So, what does digitalisation do for cities and services? Firstly, digitalisation allows for a far deeper understanding of the state of play of the city’s operations. Without this level of real-time information, cities cannot hope to build effective consistent service provision, let alone a crisis response plan. Secondly, enabling citizens, collaborators and other stakeholders to access essential information remotely has become absolutely critical. Without this, any level of continued customer service would be virtually impossible, let alone flexible working.
The tools listed in Smart Dubai’s report support this goal and the ability of some of those organisations surveyed to accelerate digitalisation (section 4.3.10) puts them in an excellent position moving forwards.
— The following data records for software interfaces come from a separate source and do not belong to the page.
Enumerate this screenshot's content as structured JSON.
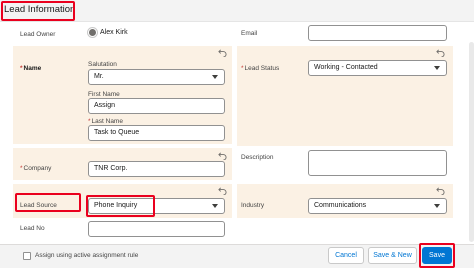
{
  "section": {
    "title": "Lead Information"
  },
  "fields": {
    "lead_owner": {
      "label": "Lead Owner",
      "value": "Alex Kirk"
    },
    "email": {
      "label": "Email",
      "value": ""
    },
    "name": {
      "label": "Name",
      "salutation": {
        "label": "Salutation",
        "value": "Mr."
      },
      "first_name": {
        "label": "First Name",
        "value": "Assign"
      },
      "last_name": {
        "label": "Last Name",
        "value": "Task to Queue"
      }
    },
    "lead_status": {
      "label": "Lead Status",
      "value": "Working - Contacted"
    },
    "company": {
      "label": "Company",
      "value": "TNR Corp."
    },
    "description": {
      "label": "Description",
      "value": ""
    },
    "lead_source": {
      "label": "Lead Source",
      "value": "Phone Inquiry"
    },
    "industry": {
      "label": "Industry",
      "value": "Communications"
    },
    "lead_no": {
      "label": "Lead No",
      "value": ""
    }
  },
  "footer": {
    "checkbox_label": "Assign using active assignment rule",
    "checkbox_checked": false,
    "cancel": "Cancel",
    "save_new": "Save & New",
    "save": "Save"
  },
  "colors": {
    "highlight": "#ea001e",
    "brand": "#0176d3",
    "edited_field_bg": "#fbf1e4"
  },
  "icons": [
    "user-avatar-icon",
    "undo-icon",
    "chevron-down-icon"
  ]
}
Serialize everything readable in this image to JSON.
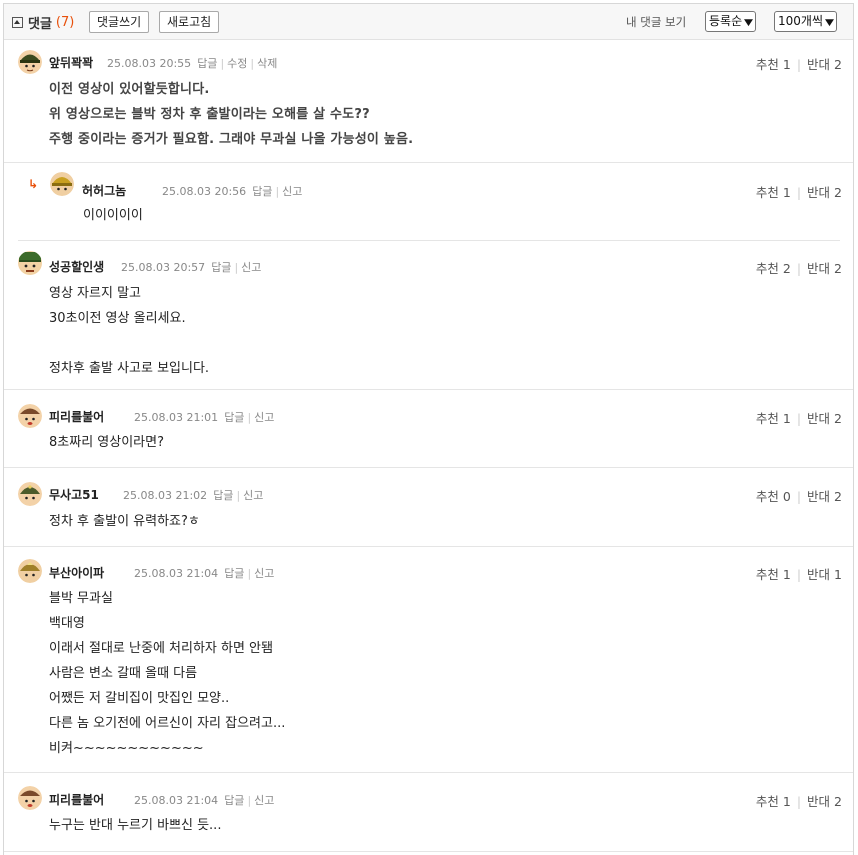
{
  "header": {
    "title": "댓글",
    "count": "(7)",
    "write_button": "댓글쓰기",
    "refresh_button": "새로고침",
    "my_comments": "내 댓글 보기",
    "sort_select": "등록순",
    "per_page_select": "100개씩"
  },
  "labels": {
    "reply": "답글",
    "edit": "수정",
    "delete": "삭제",
    "report": "신고",
    "up": "추천",
    "down": "반대"
  },
  "comments": [
    {
      "nick": "앞뒤꽉꽉",
      "time": "25.08.03 20:55",
      "up": "1",
      "down": "2",
      "lines": [
        "이전 영상이 있어할듯합니다.",
        "위 영상으로는 블박 정차 후 출발이라는 오해를 살 수도??",
        "주행 중이라는 증거가 필요함. 그래야 무과실 나올 가능성이 높음."
      ]
    },
    {
      "nick": "허허그놈",
      "time": "25.08.03 20:56",
      "up": "1",
      "down": "2",
      "lines": [
        "이이이이이"
      ]
    },
    {
      "nick": "성공할인생",
      "time": "25.08.03 20:57",
      "up": "2",
      "down": "2",
      "lines": [
        "영상 자르지 말고",
        "30초이전 영상 올리세요.",
        "",
        "정차후 출발 사고로 보입니다."
      ]
    },
    {
      "nick": "피리를불어",
      "time": "25.08.03 21:01",
      "up": "1",
      "down": "2",
      "lines": [
        "8초짜리 영상이라면?"
      ]
    },
    {
      "nick": "무사고51",
      "time": "25.08.03 21:02",
      "up": "0",
      "down": "2",
      "lines": [
        "정차 후 출발이 유력하죠?ㅎ"
      ]
    },
    {
      "nick": "부산아이파",
      "time": "25.08.03 21:04",
      "up": "1",
      "down": "1",
      "lines": [
        "블박 무과실",
        "백대영",
        "이래서 절대로 난중에 처리하자 하면 안됌",
        "사람은 변소 갈때 올때 다름",
        "어쨌든 저 갈비집이 맛집인 모양..",
        "다른 놈 오기전에 어르신이 자리 잡으려고...",
        "비켜~~~~~~~~~~~~"
      ]
    },
    {
      "nick": "피리를불어",
      "time": "25.08.03 21:04",
      "up": "1",
      "down": "2",
      "lines": [
        "누구는 반대 누르기 바쁘신 듯..."
      ]
    }
  ],
  "colors": {
    "accent": "#e8500b",
    "text": "#222222",
    "meta": "#888888",
    "border": "#e5e5e5"
  }
}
Lastly, for the full value of digitalisation and the associated data to be realised it needs to be shared, not just accessed, with relevant stakeholders. Clearly some data is confidential or commercially sensitive, but wherever possible it should be shared. This allows for data to be integrated across silos and for the construction of more accurate and more valuable insights at the city systems level.
Most importantly digitalisation allows innovators to be able to ‘bolt on’ urban innovation solutions far faster than most governments can – but only if digitalisation is accelerated, allows remote real time monitoring of systems and then allows appropriate access of data for innovators to work their magic.
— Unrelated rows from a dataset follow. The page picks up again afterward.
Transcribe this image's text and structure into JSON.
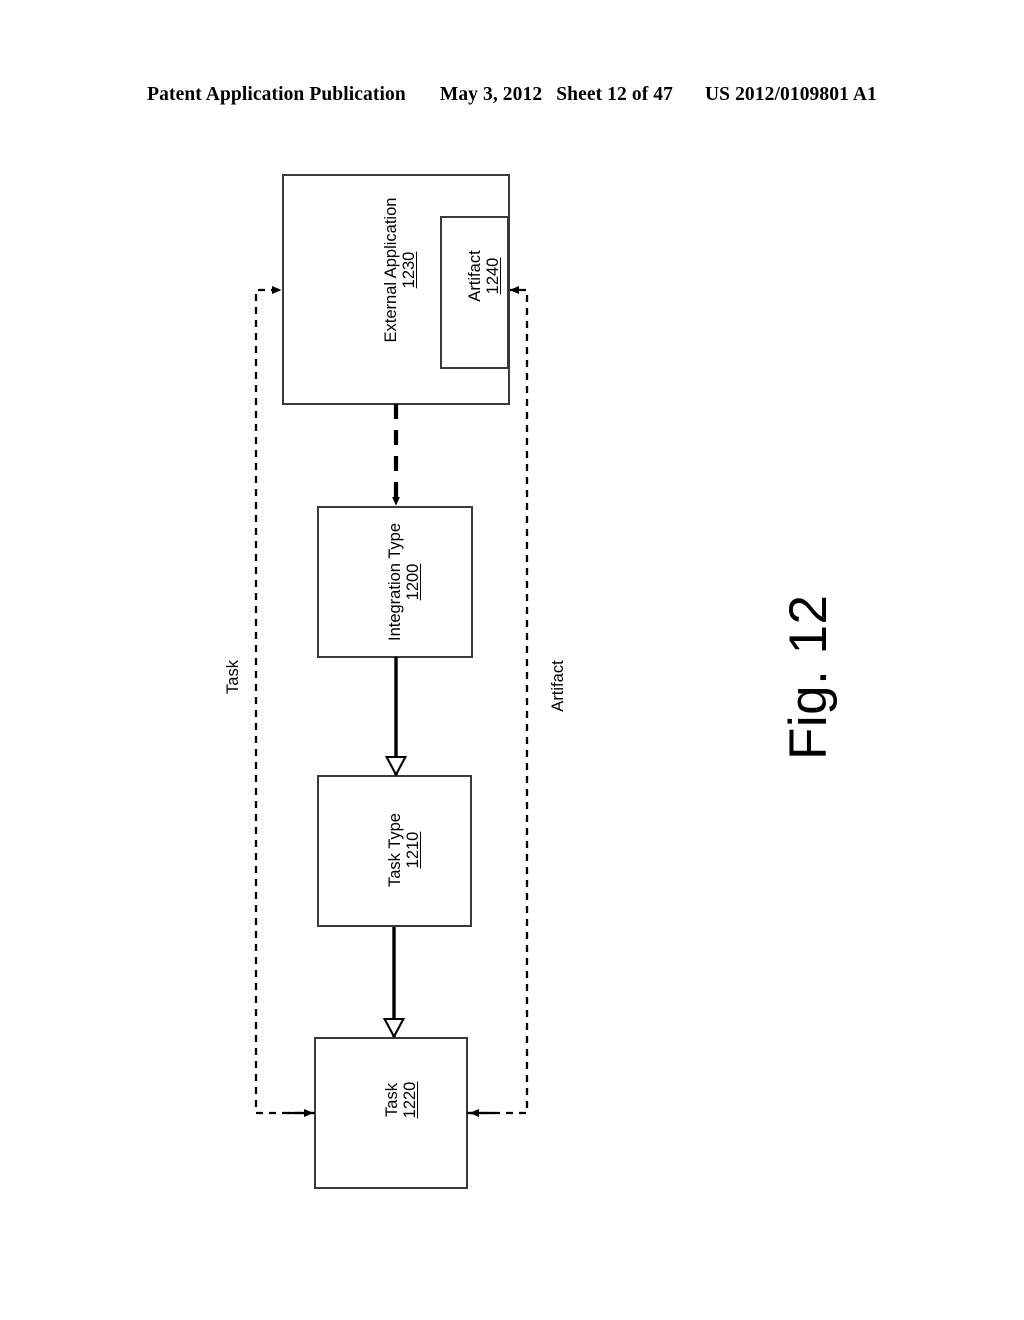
{
  "header": {
    "publication": "Patent Application Publication",
    "date": "May 3, 2012",
    "sheet": "Sheet 12 of 47",
    "patent_number": "US 2012/0109801 A1"
  },
  "figure": {
    "caption": "Fig. 12",
    "nodes": [
      {
        "id": "external-application",
        "title": "External Application",
        "ref": "1230"
      },
      {
        "id": "artifact",
        "title": "Artifact",
        "ref": "1240"
      },
      {
        "id": "integration-type",
        "title": "Integration Type",
        "ref": "1200"
      },
      {
        "id": "task-type",
        "title": "Task Type",
        "ref": "1210"
      },
      {
        "id": "task",
        "title": "Task",
        "ref": "1220"
      }
    ],
    "edge_labels": [
      {
        "id": "task-association",
        "label": "Task"
      },
      {
        "id": "artifact-association",
        "label": "Artifact"
      }
    ]
  },
  "colors": {
    "ink": "#000000",
    "paper": "#ffffff",
    "box_stroke": "#2b2b2b"
  }
}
Technologies like the UAE pass, streamlined the switch to digital operations demonstrating the importance of digitalisation of city services to not just improve efficiently but to create a more resilient city. This combined with Dubai’s pre-existing paperless strategy has positioned Dubai well to weather the current storm in the best way possible and is a lesson for cities around the world.
It is easy to suggest that nobody could have predicted the current pandemic, but relatively recent years have seen other examples of coronavirus outbreaks, bird flu and swine flu. It seems that majority of companies and cities treated them as isolated incidents unlikely to ever occur again and certainly nothing to seriously worry about. We simply cannot afford to make the same mistake again.
The role of innovation agencies like Smart Dubai and Connected Places Catapult is to provide leaders with well thought through frameworks and the practical toolkits that help them use foresight to become smarter and more resilient.